    (Georgia Institute of Technology, 2020-06) Venkatesh, Nikhil ; Payan, Alexia P. ; Justin, Cedric Y. ; Kee, Ethan C. ; Mavris, Dimitri N.
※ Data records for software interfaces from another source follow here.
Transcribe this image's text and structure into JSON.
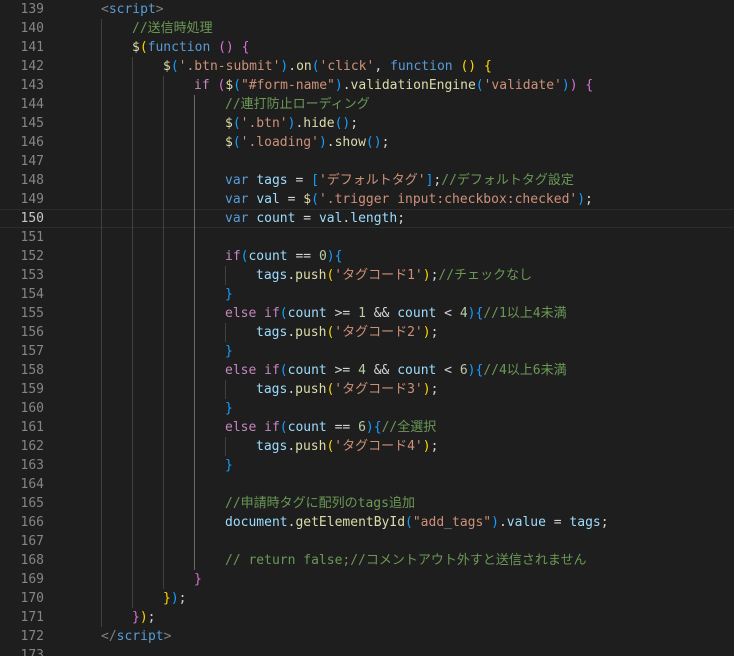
{
  "editor": {
    "current_line": 150,
    "lines": [
      {
        "n": 139,
        "indent": 1,
        "tokens": [
          [
            "tagb",
            "<"
          ],
          [
            "tag",
            "script"
          ],
          [
            "tagb",
            ">"
          ]
        ]
      },
      {
        "n": 140,
        "indent": 2,
        "tokens": [
          [
            "cm",
            "//送信時処理"
          ]
        ]
      },
      {
        "n": 141,
        "indent": 2,
        "tokens": [
          [
            "fn",
            "$"
          ],
          [
            "b1",
            "("
          ],
          [
            "kw",
            "function"
          ],
          [
            "pl",
            " "
          ],
          [
            "b2",
            "()"
          ],
          [
            "pl",
            " "
          ],
          [
            "b2",
            "{"
          ]
        ]
      },
      {
        "n": 142,
        "indent": 3,
        "tokens": [
          [
            "fn",
            "$"
          ],
          [
            "b3",
            "("
          ],
          [
            "str",
            "'.btn-submit'"
          ],
          [
            "b3",
            ")"
          ],
          [
            "pl",
            "."
          ],
          [
            "fn",
            "on"
          ],
          [
            "b3",
            "("
          ],
          [
            "str",
            "'click'"
          ],
          [
            "pl",
            ", "
          ],
          [
            "kw",
            "function"
          ],
          [
            "pl",
            " "
          ],
          [
            "b1",
            "()"
          ],
          [
            "pl",
            " "
          ],
          [
            "b1",
            "{"
          ]
        ]
      },
      {
        "n": 143,
        "indent": 4,
        "tokens": [
          [
            "ctl",
            "if"
          ],
          [
            "pl",
            " "
          ],
          [
            "b2",
            "("
          ],
          [
            "fn",
            "$"
          ],
          [
            "b3",
            "("
          ],
          [
            "str",
            "\"#form-name\""
          ],
          [
            "b3",
            ")"
          ],
          [
            "pl",
            "."
          ],
          [
            "fn",
            "validationEngine"
          ],
          [
            "b3",
            "("
          ],
          [
            "str",
            "'validate'"
          ],
          [
            "b3",
            ")"
          ],
          [
            "b2",
            ")"
          ],
          [
            "pl",
            " "
          ],
          [
            "b2",
            "{"
          ]
        ]
      },
      {
        "n": 144,
        "indent": 5,
        "tokens": [
          [
            "cm",
            "//連打防止ローディング"
          ]
        ]
      },
      {
        "n": 145,
        "indent": 5,
        "tokens": [
          [
            "fn",
            "$"
          ],
          [
            "b3",
            "("
          ],
          [
            "str",
            "'.btn'"
          ],
          [
            "b3",
            ")"
          ],
          [
            "pl",
            "."
          ],
          [
            "fn",
            "hide"
          ],
          [
            "b3",
            "()"
          ],
          [
            "pl",
            ";"
          ]
        ]
      },
      {
        "n": 146,
        "indent": 5,
        "tokens": [
          [
            "fn",
            "$"
          ],
          [
            "b3",
            "("
          ],
          [
            "str",
            "'.loading'"
          ],
          [
            "b3",
            ")"
          ],
          [
            "pl",
            "."
          ],
          [
            "fn",
            "show"
          ],
          [
            "b3",
            "()"
          ],
          [
            "pl",
            ";"
          ]
        ]
      },
      {
        "n": 147,
        "indent": 5,
        "tokens": []
      },
      {
        "n": 148,
        "indent": 5,
        "tokens": [
          [
            "kw",
            "var"
          ],
          [
            "pl",
            " "
          ],
          [
            "var",
            "tags"
          ],
          [
            "pl",
            " = "
          ],
          [
            "b3",
            "["
          ],
          [
            "str",
            "'デフォルトタグ'"
          ],
          [
            "b3",
            "]"
          ],
          [
            "pl",
            ";"
          ],
          [
            "cm",
            "//デフォルトタグ設定"
          ]
        ]
      },
      {
        "n": 149,
        "indent": 5,
        "tokens": [
          [
            "kw",
            "var"
          ],
          [
            "pl",
            " "
          ],
          [
            "var",
            "val"
          ],
          [
            "pl",
            " = "
          ],
          [
            "fn",
            "$"
          ],
          [
            "b3",
            "("
          ],
          [
            "str",
            "'.trigger input:checkbox:checked'"
          ],
          [
            "b3",
            ")"
          ],
          [
            "pl",
            ";"
          ]
        ]
      },
      {
        "n": 150,
        "indent": 5,
        "tokens": [
          [
            "kw",
            "var"
          ],
          [
            "pl",
            " "
          ],
          [
            "var",
            "count"
          ],
          [
            "pl",
            " = "
          ],
          [
            "var",
            "val"
          ],
          [
            "pl",
            "."
          ],
          [
            "var",
            "length"
          ],
          [
            "pl",
            ";"
          ]
        ]
      },
      {
        "n": 151,
        "indent": 5,
        "tokens": []
      },
      {
        "n": 152,
        "indent": 5,
        "tokens": [
          [
            "ctl",
            "if"
          ],
          [
            "b3",
            "("
          ],
          [
            "var",
            "count"
          ],
          [
            "pl",
            " == "
          ],
          [
            "num",
            "0"
          ],
          [
            "b3",
            ")"
          ],
          [
            "b3",
            "{"
          ]
        ]
      },
      {
        "n": 153,
        "indent": 6,
        "tokens": [
          [
            "var",
            "tags"
          ],
          [
            "pl",
            "."
          ],
          [
            "fn",
            "push"
          ],
          [
            "b1",
            "("
          ],
          [
            "str",
            "'タグコード1'"
          ],
          [
            "b1",
            ")"
          ],
          [
            "pl",
            ";"
          ],
          [
            "cm",
            "//チェックなし"
          ]
        ]
      },
      {
        "n": 154,
        "indent": 5,
        "tokens": [
          [
            "b3",
            "}"
          ]
        ]
      },
      {
        "n": 155,
        "indent": 5,
        "tokens": [
          [
            "ctl",
            "else"
          ],
          [
            "pl",
            " "
          ],
          [
            "ctl",
            "if"
          ],
          [
            "b3",
            "("
          ],
          [
            "var",
            "count"
          ],
          [
            "pl",
            " >= "
          ],
          [
            "num",
            "1"
          ],
          [
            "pl",
            " && "
          ],
          [
            "var",
            "count"
          ],
          [
            "pl",
            " < "
          ],
          [
            "num",
            "4"
          ],
          [
            "b3",
            ")"
          ],
          [
            "b3",
            "{"
          ],
          [
            "cm",
            "//1以上4未満"
          ]
        ]
      },
      {
        "n": 156,
        "indent": 6,
        "tokens": [
          [
            "var",
            "tags"
          ],
          [
            "pl",
            "."
          ],
          [
            "fn",
            "push"
          ],
          [
            "b1",
            "("
          ],
          [
            "str",
            "'タグコード2'"
          ],
          [
            "b1",
            ")"
          ],
          [
            "pl",
            ";"
          ]
        ]
      },
      {
        "n": 157,
        "indent": 5,
        "tokens": [
          [
            "b3",
            "}"
          ]
        ]
      },
      {
        "n": 158,
        "indent": 5,
        "tokens": [
          [
            "ctl",
            "else"
          ],
          [
            "pl",
            " "
          ],
          [
            "ctl",
            "if"
          ],
          [
            "b3",
            "("
          ],
          [
            "var",
            "count"
          ],
          [
            "pl",
            " >= "
          ],
          [
            "num",
            "4"
          ],
          [
            "pl",
            " && "
          ],
          [
            "var",
            "count"
          ],
          [
            "pl",
            " < "
          ],
          [
            "num",
            "6"
          ],
          [
            "b3",
            ")"
          ],
          [
            "b3",
            "{"
          ],
          [
            "cm",
            "//4以上6未満"
          ]
        ]
      },
      {
        "n": 159,
        "indent": 6,
        "tokens": [
          [
            "var",
            "tags"
          ],
          [
            "pl",
            "."
          ],
          [
            "fn",
            "push"
          ],
          [
            "b1",
            "("
          ],
          [
            "str",
            "'タグコード3'"
          ],
          [
            "b1",
            ")"
          ],
          [
            "pl",
            ";"
          ]
        ]
      },
      {
        "n": 160,
        "indent": 5,
        "tokens": [
          [
            "b3",
            "}"
          ]
        ]
      },
      {
        "n": 161,
        "indent": 5,
        "tokens": [
          [
            "ctl",
            "else"
          ],
          [
            "pl",
            " "
          ],
          [
            "ctl",
            "if"
          ],
          [
            "b3",
            "("
          ],
          [
            "var",
            "count"
          ],
          [
            "pl",
            " == "
          ],
          [
            "num",
            "6"
          ],
          [
            "b3",
            ")"
          ],
          [
            "b3",
            "{"
          ],
          [
            "cm",
            "//全選択"
          ]
        ]
      },
      {
        "n": 162,
        "indent": 6,
        "tokens": [
          [
            "var",
            "tags"
          ],
          [
            "pl",
            "."
          ],
          [
            "fn",
            "push"
          ],
          [
            "b1",
            "("
          ],
          [
            "str",
            "'タグコード4'"
          ],
          [
            "b1",
            ")"
          ],
          [
            "pl",
            ";"
          ]
        ]
      },
      {
        "n": 163,
        "indent": 5,
        "tokens": [
          [
            "b3",
            "}"
          ]
        ]
      },
      {
        "n": 164,
        "indent": 5,
        "tokens": []
      },
      {
        "n": 165,
        "indent": 5,
        "tokens": [
          [
            "cm",
            "//申請時タグに配列のtags追加"
          ]
        ]
      },
      {
        "n": 166,
        "indent": 5,
        "tokens": [
          [
            "var",
            "document"
          ],
          [
            "pl",
            "."
          ],
          [
            "fn",
            "getElementById"
          ],
          [
            "b3",
            "("
          ],
          [
            "str",
            "\"add_tags\""
          ],
          [
            "b3",
            ")"
          ],
          [
            "pl",
            "."
          ],
          [
            "var",
            "value"
          ],
          [
            "pl",
            " = "
          ],
          [
            "var",
            "tags"
          ],
          [
            "pl",
            ";"
          ]
        ]
      },
      {
        "n": 167,
        "indent": 5,
        "tokens": []
      },
      {
        "n": 168,
        "indent": 5,
        "tokens": [
          [
            "cm",
            "// return false;//コメントアウト外すと送信されません"
          ]
        ]
      },
      {
        "n": 169,
        "indent": 4,
        "tokens": [
          [
            "b2",
            "}"
          ]
        ]
      },
      {
        "n": 170,
        "indent": 3,
        "tokens": [
          [
            "b1",
            "}"
          ],
          [
            "b3",
            ")"
          ],
          [
            "pl",
            ";"
          ]
        ]
      },
      {
        "n": 171,
        "indent": 2,
        "tokens": [
          [
            "b2",
            "}"
          ],
          [
            "b1",
            ")"
          ],
          [
            "pl",
            ";"
          ]
        ]
      },
      {
        "n": 172,
        "indent": 1,
        "tokens": [
          [
            "tagb",
            "</"
          ],
          [
            "tag",
            "script"
          ],
          [
            "tagb",
            ">"
          ]
        ]
      },
      {
        "n": 173,
        "indent": 1,
        "tokens": []
      }
    ]
  }
}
    Air Mobility (AM) operating models have steadily made their way into public conscience over the past decade due to increased research activity pioneered by large technology corporations such as Uber and Amazon. Estimates concur that there are around 250 startup businesses with 22 major players working on such technologies with over $25 billion dollars in venture capital funding in 2017[1]. Given the meteoric rise of Air Mobility as one of the leading 21st century disruptive technologies, research effort across the spectrum of functions that can make AM concepts a reality are burgeoning - ranging from vehicle design to operations planning. More specifically, research efforts within the operations planning space deal with service route identification, ground infrastructure (such as charging stations and ports) placement and others. To this effect, the present study seeks to evaluate the feasibility and tractability of a formalized optimization method towards the siting of "vertiports" - ground infrastructure that aids the embarkation and disembarkation of AM commuters - as applied to a Sub-Urban Air Mobility (sUAM) operating model. Mixed-Integer Programming (MIP) formulations offer qualified benefits over other heuristic methods and the authors are confident of their relative performance given the proven track record of such methods in solving generalized facility location problems (GFLP). In this study, two optimization problems were considered: capacitated vertiport siting, where any vertiport considered would need to adhere to capacity constraints; and uncapacitated vertiport siting, where any vertiport considered does not have any capacity limit and can service unlimited demand. Results indicate that a network flow formulation using an MIP methodology is able to adequately place vertiports for sUAM business operations to satisfy demand flows associated with home-work commute.